Some common treatment options for prostate cancer include radiation treatment, hormonal therapy, or surgery. Other emerging treatment options include immunotherapy, which harvests the body’s natural immune system to fight the cancer, and focal therapy, which targets smaller tumors using high-intensity focused ultrasound and other techniques.

Read more on treatment options for prostate cancer, including the surgical management of prostate cancer, from the AUA.

"Just because you’re diagnosed with prostate cancer and are referred to a surgeon, that doesn’t mean you’re going to need surgery right away. If you have what we call a low-risk prostate cancer then we would typically do active surveillance, which involves repeat biopsies and additional monitoring with an MRI and PSA testing."

Chad Ritch, MD, MBA, FACS

Urological Oncologist, University of Miami Health System

Questions to Ask Your Doctor About Prostate Cancer Treatment

Treatment for prostate cancer has advanced considerably in the past decade, but it can still come with many undesirable side effects that may reduce your quality of life. Having open and honest conversations with your care team about side effects may help you prepare for treatment as well as consider therapies to reduce side effects. Ultimately, decisions should be based on your goals and conversations with your care team. Some questions to consider asking your care team include:

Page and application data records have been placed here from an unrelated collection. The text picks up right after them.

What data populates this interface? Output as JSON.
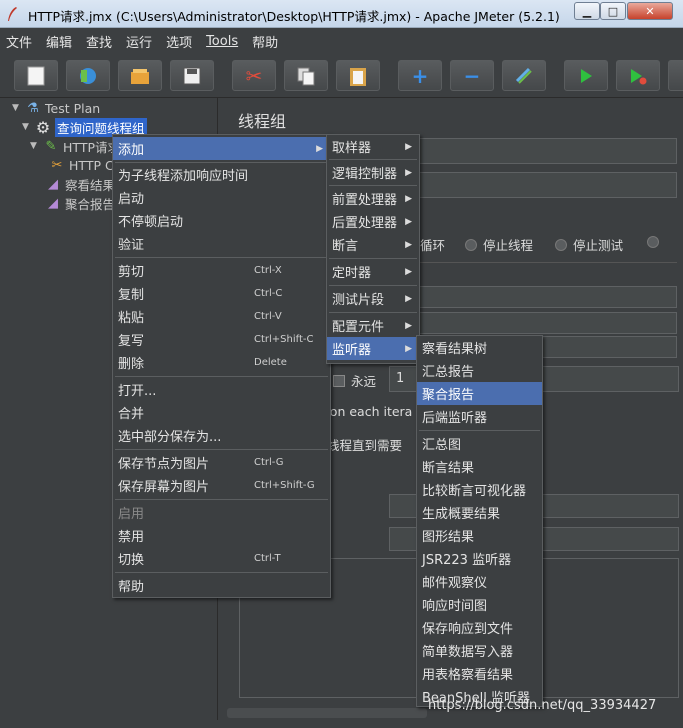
{
  "window": {
    "title": "HTTP请求.jmx (C:\\Users\\Administrator\\Desktop\\HTTP请求.jmx) - Apache JMeter (5.2.1)"
  },
  "menubar": [
    "文件",
    "编辑",
    "查找",
    "运行",
    "选项",
    "Tools",
    "帮助"
  ],
  "toolbar": {
    "icons": [
      "new-icon",
      "templates-icon",
      "open-icon",
      "save-icon",
      "cut-icon",
      "copy-icon",
      "paste-icon",
      "expand-icon",
      "collapse-icon",
      "toggle-icon",
      "start-icon",
      "start-no-pause-icon"
    ],
    "glyphs": {
      "expand": "+",
      "collapse": "−"
    }
  },
  "tree": {
    "test_plan": "Test Plan",
    "thread_group": "查询问题线程组",
    "http_request": "HTTP请求",
    "http_sub": "HTTP C",
    "view_results": "察看结果",
    "aggregate": "聚合报告"
  },
  "right_panel": {
    "title": "线程组",
    "loop": "循环",
    "stop_thread": "停止线程",
    "stop_test": "停止测试",
    "forever": "永远",
    "loop_value": "1",
    "same_user": "er on each itera",
    "delay_thread": "线程直到需要"
  },
  "context_menu": {
    "items": [
      {
        "label": "添加",
        "shortcut": "",
        "submenu": true
      },
      {
        "label": "为子线程添加响应时间",
        "shortcut": ""
      },
      {
        "label": "启动",
        "shortcut": ""
      },
      {
        "label": "不停顿启动",
        "shortcut": ""
      },
      {
        "label": "验证",
        "shortcut": ""
      },
      {
        "label": "剪切",
        "shortcut": "Ctrl-X"
      },
      {
        "label": "复制",
        "shortcut": "Ctrl-C"
      },
      {
        "label": "粘贴",
        "shortcut": "Ctrl-V"
      },
      {
        "label": "复写",
        "shortcut": "Ctrl+Shift-C"
      },
      {
        "label": "删除",
        "shortcut": "Delete"
      },
      {
        "label": "打开...",
        "shortcut": ""
      },
      {
        "label": "合并",
        "shortcut": ""
      },
      {
        "label": "选中部分保存为...",
        "shortcut": ""
      },
      {
        "label": "保存节点为图片",
        "shortcut": "Ctrl-G"
      },
      {
        "label": "保存屏幕为图片",
        "shortcut": "Ctrl+Shift-G"
      },
      {
        "label": "启用",
        "shortcut": ""
      },
      {
        "label": "禁用",
        "shortcut": ""
      },
      {
        "label": "切换",
        "shortcut": "Ctrl-T"
      },
      {
        "label": "帮助",
        "shortcut": ""
      }
    ]
  },
  "add_submenu": {
    "items": [
      "取样器",
      "逻辑控制器",
      "前置处理器",
      "后置处理器",
      "断言",
      "定时器",
      "测试片段",
      "配置元件",
      "监听器"
    ]
  },
  "listener_submenu": {
    "items": [
      "察看结果树",
      "汇总报告",
      "聚合报告",
      "后端监听器",
      "汇总图",
      "断言结果",
      "比较断言可视化器",
      "生成概要结果",
      "图形结果",
      "JSR223 监听器",
      "邮件观察仪",
      "响应时间图",
      "保存响应到文件",
      "简单数据写入器",
      "用表格察看结果",
      "BeanShell 监听器"
    ]
  },
  "watermark": "https://blog.csdn.net/qq_33934427"
}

  • “What treatment is right for me?”
    • Your quality of life is equally important as treating your cancer. Some types of prostate cancer may not even need to be treated, but others may require various forms of treatment. Treatments can and should be tailored to your specific type of cancer and your goals.
  • “How will surgery or treatment affect my quality of life?”
    • Treatment for prostate cancer can impact your quality of life, including sexual and urinary function, as well as your balance and cognition. Your doctor can advise on what you can expect during and after treatment. Your doctor may be able to prescribe medication or other treatment options, including physical therapy, to help reduce side effects of treatment and maintain your quality of life.
  • “I’m really struggling with erectile dysfunction (ED)/dizziness/lethargy, and it’s starting to impact my daily life. Yesterday, I didn’t have the strength to stand up and go to the bathroom by myself. What do you recommend?”
    • Your symptoms may change depending on the type of treatment you are receiving for your cancer. When talking about symptoms with your doctors, try to be as specific as possible and relate them back to your daily function, such as, “I’m having trouble getting out of bed,” or “I fell three times yesterday.” If talking about a specific symptom, such as erectile dysfunction, is uncomfortable for you, try writing your question on a piece of paper or asking a friend or family member to come with you for support.

"The first step always starts with bringing any questions or concerns into awareness. If you don't say something about it or the provider doesn't ask, your issues or concerns may not become known. It starts with having a conversation."

Kara Watts, MD

Associate Professor of Urology, Montefiore Medical Center